### Activity
Please work out how many lines in the entries contain "this", then give that number with nothing added.

----- Provided entries

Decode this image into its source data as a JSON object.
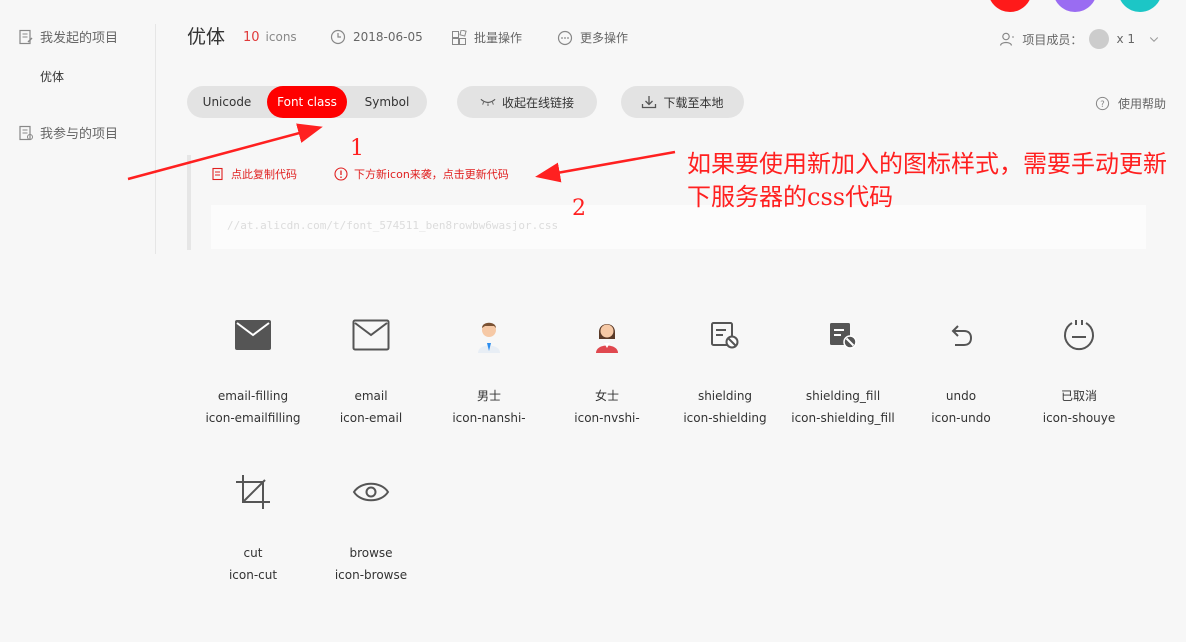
{
  "sidebar": {
    "my_projects": "我发起的项目",
    "sub_item": "优体",
    "joined_projects": "我参与的项目"
  },
  "header": {
    "title": "优体",
    "count": "10",
    "count_unit": "icons",
    "date": "2018-06-05",
    "batch": "批量操作",
    "more": "更多操作",
    "members_label": "项目成员：",
    "members_count": "x 1"
  },
  "tabs": {
    "unicode": "Unicode",
    "font_class": "Font class",
    "symbol": "Symbol",
    "collapse_link": "收起在线链接",
    "download": "下载至本地",
    "help": "使用帮助"
  },
  "code": {
    "copy": "点此复制代码",
    "update_notice": "下方新icon来袭，点击更新代码",
    "url": "//at.alicdn.com/t/font_574511_ben8rowbw6wasjor.css"
  },
  "annotations": {
    "num1": "1",
    "num2": "2",
    "text": "如果要使用新加入的图标样式，需要手动更新下服务器的css代码"
  },
  "icons": [
    {
      "name": "email-filling",
      "cls": "icon-emailfilling"
    },
    {
      "name": "email",
      "cls": "icon-email"
    },
    {
      "name": "男士",
      "cls": "icon-nanshi-"
    },
    {
      "name": "女士",
      "cls": "icon-nvshi-"
    },
    {
      "name": "shielding",
      "cls": "icon-shielding"
    },
    {
      "name": "shielding_fill",
      "cls": "icon-shielding_fill"
    },
    {
      "name": "undo",
      "cls": "icon-undo"
    },
    {
      "name": "已取消",
      "cls": "icon-shouye"
    },
    {
      "name": "cut",
      "cls": "icon-cut"
    },
    {
      "name": "browse",
      "cls": "icon-browse"
    }
  ],
  "colors": {
    "accent": "#ff0000",
    "dot1": "#ff1a1a",
    "dot2": "#9a6cf2",
    "dot3": "#1cc6c6"
  }
}
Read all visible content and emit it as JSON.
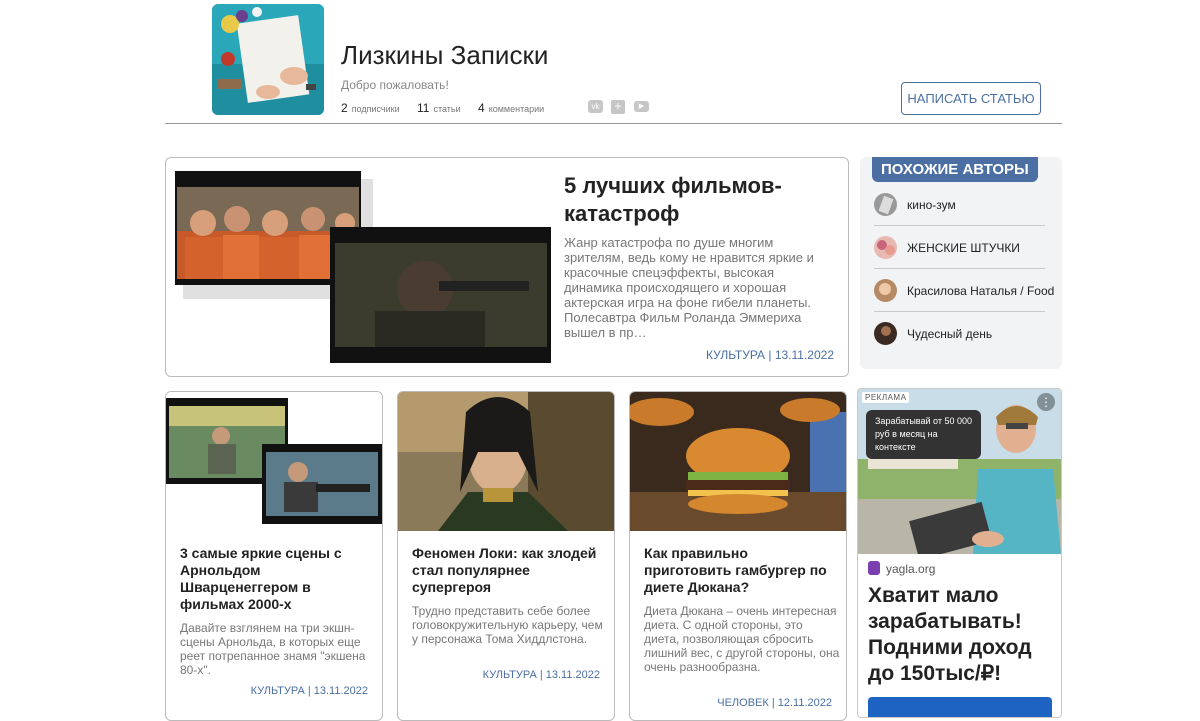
{
  "header": {
    "title": "Лизкины Записки",
    "greeting": "Добро пожаловать!",
    "stats": [
      {
        "value": "2",
        "label": "подписчики"
      },
      {
        "value": "11",
        "label": "статьи"
      },
      {
        "value": "4",
        "label": "комментарии"
      }
    ],
    "socials": [
      "vk-icon",
      "plus-icon",
      "youtube-icon"
    ],
    "write_button": "НАПИСАТЬ СТАТЬЮ"
  },
  "featured": {
    "title": "5 лучших фильмов-катастроф",
    "description": "Жанр катастрофа по душе многим зрителям, ведь кому не нравится яркие и красочные спецэффекты, высокая динамика происходящего и хорошая актерская игра на фоне гибели планеты. Полесавтра Фильм Роланда Эммериха вышел в пр…",
    "meta": "КУЛЬТУРА | 13.11.2022"
  },
  "authors": {
    "title": "ПОХОЖИЕ АВТОРЫ",
    "items": [
      {
        "name": "кино-зум"
      },
      {
        "name": "ЖЕНСКИЕ ШТУЧКИ"
      },
      {
        "name": "Красилова Наталья / Food"
      },
      {
        "name": "Чудесный день"
      }
    ]
  },
  "cards": [
    {
      "title": "3 самые яркие сцены с Арнольдом Шварценеггером в фильмах 2000-х",
      "desc": "Давайте взглянем на три экшн-сцены Арнольда, в которых еще реет потрепанное знамя \"экшена 80-х\".",
      "meta": "КУЛЬТУРА | 13.11.2022"
    },
    {
      "title": "Феномен Локи: как злодей стал популярнее супергероя",
      "desc": "Трудно представить себе более головокружительную карьеру, чем у персонажа Тома Хиддлстона.",
      "meta": "КУЛЬТУРА | 13.11.2022"
    },
    {
      "title": "Как правильно приготовить гамбургер по диете Дюкана?",
      "desc": "Диета Дюкана – очень интересная диета. С одной стороны, это диета, позволяющая сбросить лишний вес, с другой стороны, она очень разнообразна.",
      "meta": "ЧЕЛОВЕК | 12.11.2022"
    }
  ],
  "ad": {
    "label": "РЕКЛАМА",
    "bubble": "Зарабатывай от 50 000 руб в месяц на контексте",
    "domain": "yagla.org",
    "headline": "Хватит мало зарабатывать! Подними доход до 150тыс/₽!"
  },
  "colors": {
    "accent": "#4b6fa3",
    "ad_cta": "#1e62c2"
  }
}
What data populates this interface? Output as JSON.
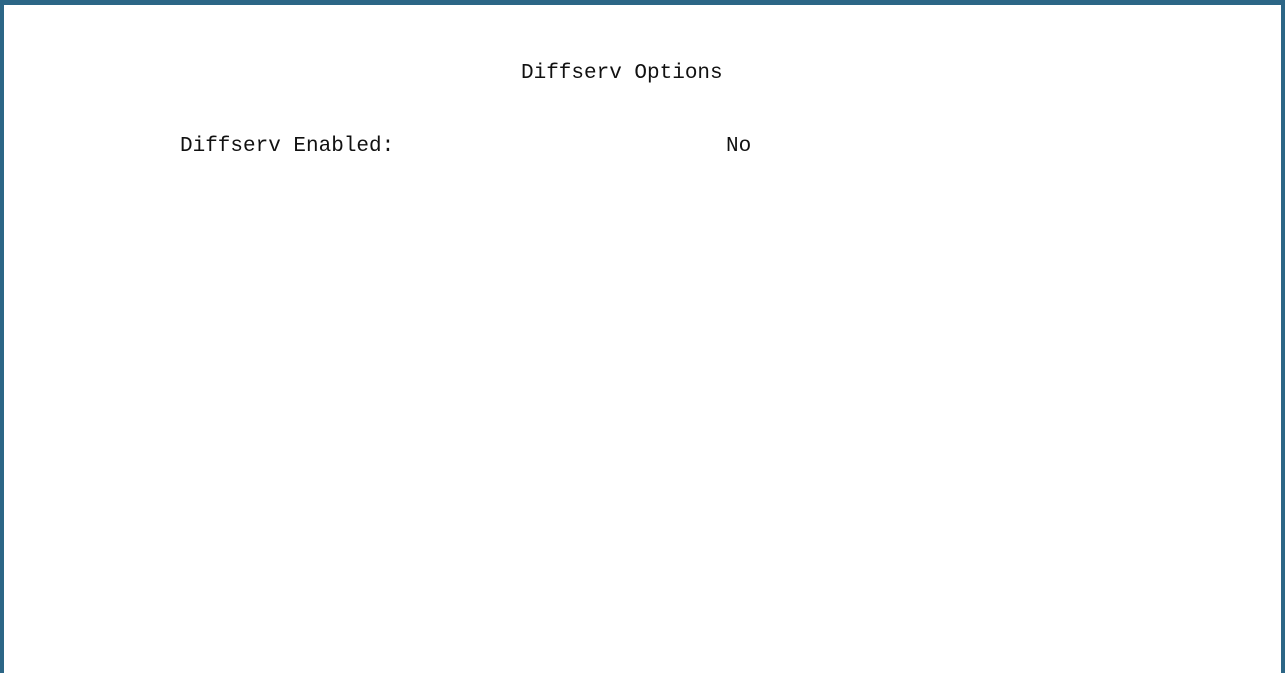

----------

### Reply
2